DNR reminds Wisconsinites to ‘Be Bear Aware’ this summer

MADISON, Wis. — When you head outside to enjoy Wisconsin’s summer weather, being “bear aware” might not be top of mind. But with a threefold increase in the state’s black bear population over the last few decades, maybe it should be.

A recent report from Wisconsin’s Department of Natural Resources categorizes counties by their black bear densities: abundant, common, rare, transient, and not present. In Dane County, black bear sightings as rare, but with so much summer travel, it’s good to know where black bears are spending the most time.

The entire northern part of the state’s black bear density is listed as abundant while Central Wisconsin bear sightings are reported as common. Southern Wisconsin’s density is mostly rare, with the southeastern portion categorized as transient. The only region that lists black bears as not present is near the Milwaukee area. Regardless of where Wisconsinites are, it’s good to be prepared in case you encounter a bear.

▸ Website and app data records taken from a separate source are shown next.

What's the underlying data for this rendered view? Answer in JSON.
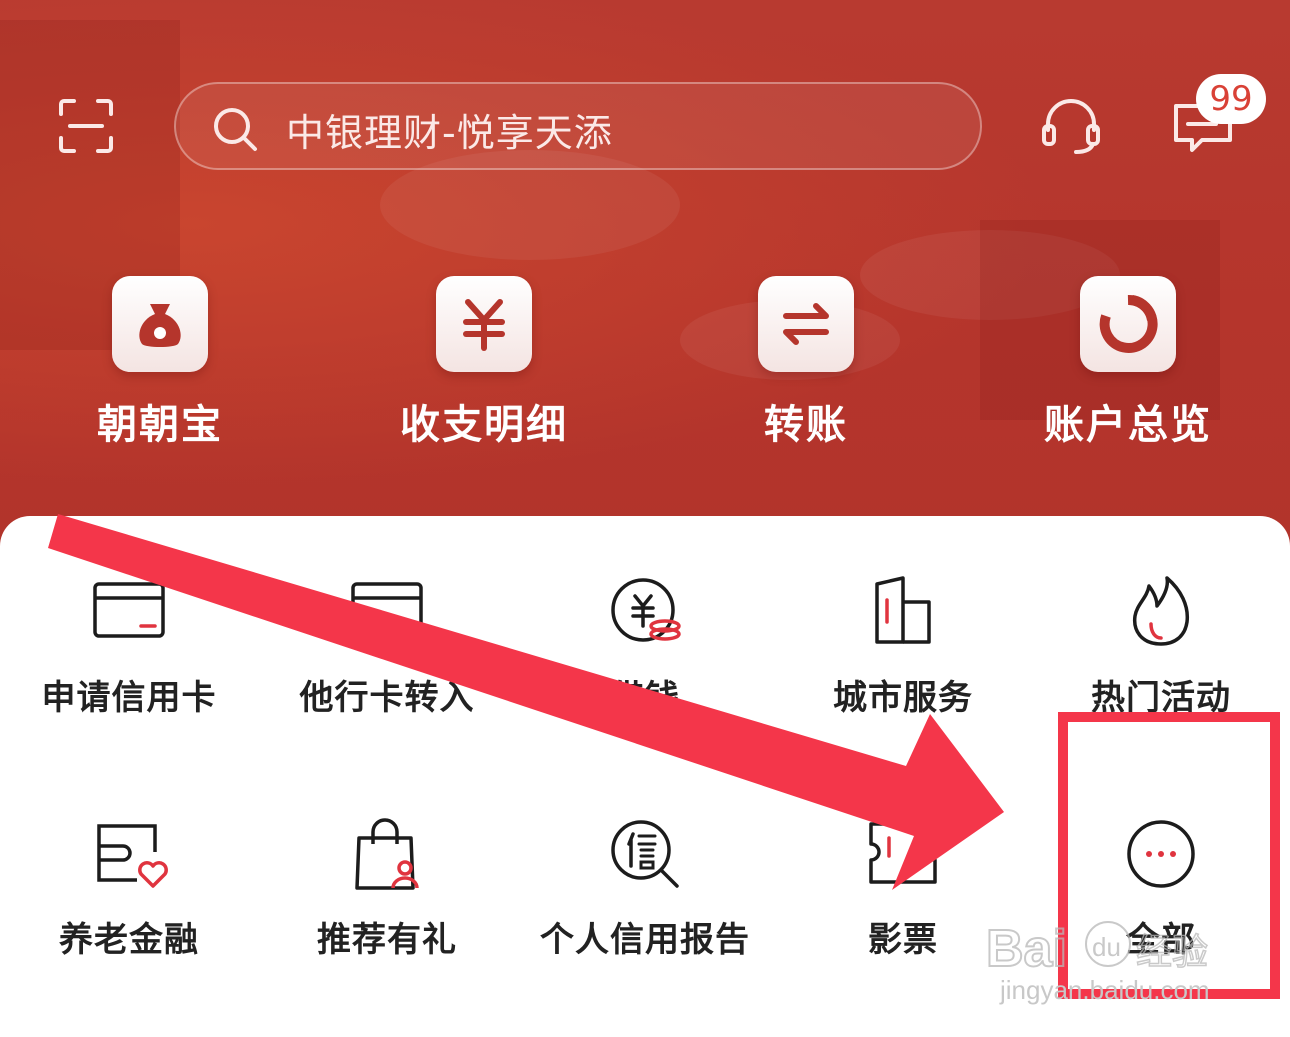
{
  "search": {
    "placeholder": "中银理财-悦享天添"
  },
  "message_badge": "99",
  "quick_actions": [
    {
      "label": "朝朝宝",
      "icon": "money-bag-icon"
    },
    {
      "label": "收支明细",
      "icon": "yuan-icon"
    },
    {
      "label": "转账",
      "icon": "transfer-arrows-icon"
    },
    {
      "label": "账户总览",
      "icon": "pie-ring-icon"
    }
  ],
  "services": [
    {
      "label": "申请信用卡",
      "icon": "credit-card-icon"
    },
    {
      "label": "他行卡转入",
      "icon": "card-transfer-icon"
    },
    {
      "label": "借钱",
      "icon": "loan-coin-icon"
    },
    {
      "label": "城市服务",
      "icon": "city-buildings-icon"
    },
    {
      "label": "热门活动",
      "icon": "flame-icon"
    },
    {
      "label": "养老金融",
      "icon": "wallet-heart-icon"
    },
    {
      "label": "推荐有礼",
      "icon": "shopping-bag-user-icon"
    },
    {
      "label": "个人信用报告",
      "icon": "credit-report-search-icon"
    },
    {
      "label": "影票",
      "icon": "ticket-icon"
    },
    {
      "label": "全部",
      "icon": "more-dots-icon"
    }
  ],
  "watermark": {
    "text": "jingyan.baidu.com",
    "logo_text": "Baidu 经验"
  },
  "colors": {
    "header_red": "#b5352c",
    "accent_red": "#e0343f",
    "highlight": "#f4364a"
  }
}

“If you’re on a trail in the woods and you come across a bear, make sure it has an exit and has a way to get around you without having to directly come at you,” said Sara Fischer, who works with the Wisconsin DNR. “You want to make sure they aren’t cornered or have their exit come past you.”

Black bears are usually seen in wooded areas but occasionally venture into residential areas if food is left out. Fischer suggested only keeping bird feeders out during the day, bringing in cat or dog food at night if you have an outdoor pet, and making sure trash is secure. Because bears have a strong sense of smell, if they catch a whiff of last night’s dinner, chances are, they’ll come back for seconds.

“That’s why we’re seeing a lot of activity right now, with bears moving into more residential areas,” Fischer said. “They’re looking for really easy meals and they can smell from a very long way away, so limiting those residential area attractants is huge to keep bears out entirely.”

Fisher explained because black bears in the northern part of the state are common, non-violent sightings in that region don’t necessarily need to be reported. However, she said any bears seen in the southern regions should be reported so researchers can continue studying bear traveling patterns. To fill out a sighting report form, click or tap here.